“I like doing my own thing. But being told what to do inside my own gate, I don’t take to it well,” he added.
However, while the females will go under the hammer on Saturday, the males in the herd will be retained and sold next year – both privately and in Roscrea Mart.
Richard also plans to farm commercially for a period, before stepping away from farming full-time.
“I’m of the age; I don’t want to be a farmer on a zimmer frame and I’ve been a workaholic all my life; maybe it’s time to take a step back,” he explained.
“Pedigree breeding is very full on and it’s been my whole life – I’ve been totally consumed with it.
“That’s the thing with pedigree breeding; you do create a family and friends. It’s the end of an era for me; that’s why I’m holding on to the bulls – just not to cut it all off together,” he concluded.
Richard will team up with fellow ex-Roscommon team mate – Gerry Connellan of Elphin Mart – to sell the Millburn Limousin Herd. The sale – which will begin at 2:00pm on Saturday, August 29 – will be held in conjunction with the dispersal of The Royal County Limousin Herd.

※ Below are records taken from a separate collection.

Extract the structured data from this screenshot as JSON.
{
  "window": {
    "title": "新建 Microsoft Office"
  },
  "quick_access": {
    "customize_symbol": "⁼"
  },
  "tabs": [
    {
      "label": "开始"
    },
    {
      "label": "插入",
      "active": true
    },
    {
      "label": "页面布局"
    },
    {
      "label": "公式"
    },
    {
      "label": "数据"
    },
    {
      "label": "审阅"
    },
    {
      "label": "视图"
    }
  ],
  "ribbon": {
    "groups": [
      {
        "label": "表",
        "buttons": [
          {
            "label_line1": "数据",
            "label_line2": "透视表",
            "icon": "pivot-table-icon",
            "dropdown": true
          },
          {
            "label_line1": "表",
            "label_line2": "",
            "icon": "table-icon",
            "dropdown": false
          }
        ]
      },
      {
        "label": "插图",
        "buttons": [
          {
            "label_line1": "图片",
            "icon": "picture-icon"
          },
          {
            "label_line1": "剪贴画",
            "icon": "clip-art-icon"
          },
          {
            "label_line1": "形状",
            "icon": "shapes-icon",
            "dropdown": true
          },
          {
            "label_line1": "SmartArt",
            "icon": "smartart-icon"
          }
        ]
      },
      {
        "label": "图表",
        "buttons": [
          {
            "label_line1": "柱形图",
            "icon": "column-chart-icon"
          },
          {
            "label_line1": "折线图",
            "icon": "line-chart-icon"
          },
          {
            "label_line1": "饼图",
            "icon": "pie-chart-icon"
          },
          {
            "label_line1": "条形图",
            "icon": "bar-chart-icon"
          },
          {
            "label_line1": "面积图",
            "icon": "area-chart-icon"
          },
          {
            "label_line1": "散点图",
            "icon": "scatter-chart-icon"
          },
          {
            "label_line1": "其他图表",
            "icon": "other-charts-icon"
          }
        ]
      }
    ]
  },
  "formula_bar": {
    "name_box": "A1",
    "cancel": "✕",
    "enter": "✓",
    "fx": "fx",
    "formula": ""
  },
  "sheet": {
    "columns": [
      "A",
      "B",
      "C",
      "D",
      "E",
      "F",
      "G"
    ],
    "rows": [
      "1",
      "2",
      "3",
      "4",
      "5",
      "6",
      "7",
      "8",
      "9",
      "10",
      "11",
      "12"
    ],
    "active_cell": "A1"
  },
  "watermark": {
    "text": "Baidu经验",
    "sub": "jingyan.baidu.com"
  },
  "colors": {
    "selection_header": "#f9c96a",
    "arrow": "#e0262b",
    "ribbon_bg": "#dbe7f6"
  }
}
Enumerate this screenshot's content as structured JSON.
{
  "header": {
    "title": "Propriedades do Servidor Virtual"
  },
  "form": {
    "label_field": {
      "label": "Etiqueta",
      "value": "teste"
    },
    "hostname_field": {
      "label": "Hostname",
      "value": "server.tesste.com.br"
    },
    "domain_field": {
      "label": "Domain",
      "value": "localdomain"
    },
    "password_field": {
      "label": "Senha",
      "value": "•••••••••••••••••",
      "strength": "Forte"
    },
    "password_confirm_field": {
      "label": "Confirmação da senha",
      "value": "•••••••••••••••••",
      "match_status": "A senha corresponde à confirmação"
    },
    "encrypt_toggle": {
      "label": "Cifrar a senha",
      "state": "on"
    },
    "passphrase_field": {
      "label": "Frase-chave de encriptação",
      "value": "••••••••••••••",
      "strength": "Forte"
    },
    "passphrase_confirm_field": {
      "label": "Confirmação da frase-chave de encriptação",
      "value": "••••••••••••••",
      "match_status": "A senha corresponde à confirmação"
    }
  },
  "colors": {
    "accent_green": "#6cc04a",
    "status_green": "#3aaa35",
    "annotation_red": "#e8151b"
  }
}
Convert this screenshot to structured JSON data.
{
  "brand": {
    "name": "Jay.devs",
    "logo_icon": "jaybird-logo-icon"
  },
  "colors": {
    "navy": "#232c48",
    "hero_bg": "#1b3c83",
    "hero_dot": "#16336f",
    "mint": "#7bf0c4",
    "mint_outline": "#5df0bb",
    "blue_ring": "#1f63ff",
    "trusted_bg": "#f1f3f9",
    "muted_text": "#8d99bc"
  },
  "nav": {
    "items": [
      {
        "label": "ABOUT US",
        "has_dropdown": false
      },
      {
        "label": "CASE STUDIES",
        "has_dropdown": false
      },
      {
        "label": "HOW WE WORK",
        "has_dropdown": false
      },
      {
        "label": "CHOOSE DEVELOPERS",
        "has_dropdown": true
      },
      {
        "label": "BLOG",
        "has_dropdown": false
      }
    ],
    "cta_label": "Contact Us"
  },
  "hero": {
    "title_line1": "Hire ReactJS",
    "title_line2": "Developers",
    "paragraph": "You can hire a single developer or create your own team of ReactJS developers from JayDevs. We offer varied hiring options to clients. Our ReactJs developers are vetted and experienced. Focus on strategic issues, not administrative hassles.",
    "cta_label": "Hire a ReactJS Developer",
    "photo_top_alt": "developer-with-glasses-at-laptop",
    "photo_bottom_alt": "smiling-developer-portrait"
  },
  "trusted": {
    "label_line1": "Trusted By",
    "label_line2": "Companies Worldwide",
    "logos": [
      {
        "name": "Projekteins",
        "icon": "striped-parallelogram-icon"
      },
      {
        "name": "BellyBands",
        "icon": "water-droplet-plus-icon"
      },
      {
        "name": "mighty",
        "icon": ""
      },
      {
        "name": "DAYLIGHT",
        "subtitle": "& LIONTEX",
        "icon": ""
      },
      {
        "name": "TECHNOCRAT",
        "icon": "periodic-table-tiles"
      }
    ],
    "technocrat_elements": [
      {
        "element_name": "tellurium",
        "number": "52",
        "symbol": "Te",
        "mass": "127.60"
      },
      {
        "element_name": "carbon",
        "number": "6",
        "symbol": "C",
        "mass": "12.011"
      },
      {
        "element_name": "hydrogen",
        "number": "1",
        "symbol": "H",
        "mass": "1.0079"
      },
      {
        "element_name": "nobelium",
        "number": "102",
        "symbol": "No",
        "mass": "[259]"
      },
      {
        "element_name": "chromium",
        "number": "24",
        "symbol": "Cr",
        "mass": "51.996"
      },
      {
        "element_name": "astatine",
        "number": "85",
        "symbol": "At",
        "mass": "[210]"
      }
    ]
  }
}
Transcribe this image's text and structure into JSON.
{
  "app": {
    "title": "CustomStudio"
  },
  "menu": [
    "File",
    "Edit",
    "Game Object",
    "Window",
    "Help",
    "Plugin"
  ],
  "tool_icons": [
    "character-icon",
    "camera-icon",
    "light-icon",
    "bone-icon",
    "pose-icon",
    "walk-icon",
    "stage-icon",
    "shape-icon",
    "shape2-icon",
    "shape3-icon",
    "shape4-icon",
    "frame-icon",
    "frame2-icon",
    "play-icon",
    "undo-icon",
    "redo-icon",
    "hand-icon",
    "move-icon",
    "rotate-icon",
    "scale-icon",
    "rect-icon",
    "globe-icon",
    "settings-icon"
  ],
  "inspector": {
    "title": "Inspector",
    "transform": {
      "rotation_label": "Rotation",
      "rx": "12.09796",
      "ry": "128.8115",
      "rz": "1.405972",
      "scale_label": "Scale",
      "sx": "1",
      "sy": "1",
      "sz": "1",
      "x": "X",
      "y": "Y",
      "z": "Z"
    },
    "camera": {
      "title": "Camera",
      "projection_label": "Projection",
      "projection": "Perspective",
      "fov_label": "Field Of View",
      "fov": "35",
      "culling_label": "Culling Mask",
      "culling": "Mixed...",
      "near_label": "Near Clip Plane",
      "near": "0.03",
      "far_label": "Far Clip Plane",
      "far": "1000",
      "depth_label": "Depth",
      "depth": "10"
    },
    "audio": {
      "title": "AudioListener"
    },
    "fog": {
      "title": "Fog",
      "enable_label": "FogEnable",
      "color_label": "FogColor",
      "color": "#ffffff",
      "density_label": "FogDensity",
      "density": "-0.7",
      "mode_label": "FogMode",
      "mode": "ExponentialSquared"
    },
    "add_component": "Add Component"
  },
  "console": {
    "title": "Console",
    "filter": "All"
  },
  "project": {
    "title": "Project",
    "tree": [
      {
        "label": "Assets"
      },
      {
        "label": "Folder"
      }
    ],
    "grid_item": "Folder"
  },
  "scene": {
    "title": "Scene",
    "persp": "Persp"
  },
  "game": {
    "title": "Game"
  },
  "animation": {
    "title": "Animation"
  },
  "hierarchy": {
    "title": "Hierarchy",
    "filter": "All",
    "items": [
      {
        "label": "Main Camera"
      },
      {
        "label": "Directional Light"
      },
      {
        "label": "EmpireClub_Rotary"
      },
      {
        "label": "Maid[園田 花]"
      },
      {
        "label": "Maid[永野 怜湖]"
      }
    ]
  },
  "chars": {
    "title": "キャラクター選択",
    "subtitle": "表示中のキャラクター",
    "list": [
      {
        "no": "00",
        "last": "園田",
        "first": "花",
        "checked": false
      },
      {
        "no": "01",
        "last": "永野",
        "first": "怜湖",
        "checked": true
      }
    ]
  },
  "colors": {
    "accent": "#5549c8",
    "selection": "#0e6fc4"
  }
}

The animals on offer can also be viewed at Elphin Mart on Friday, August 28, from 2:00pm to 7:00pm. On Saturday, bids will be taken both ringside and online by the auctioneer Denis Barrnett.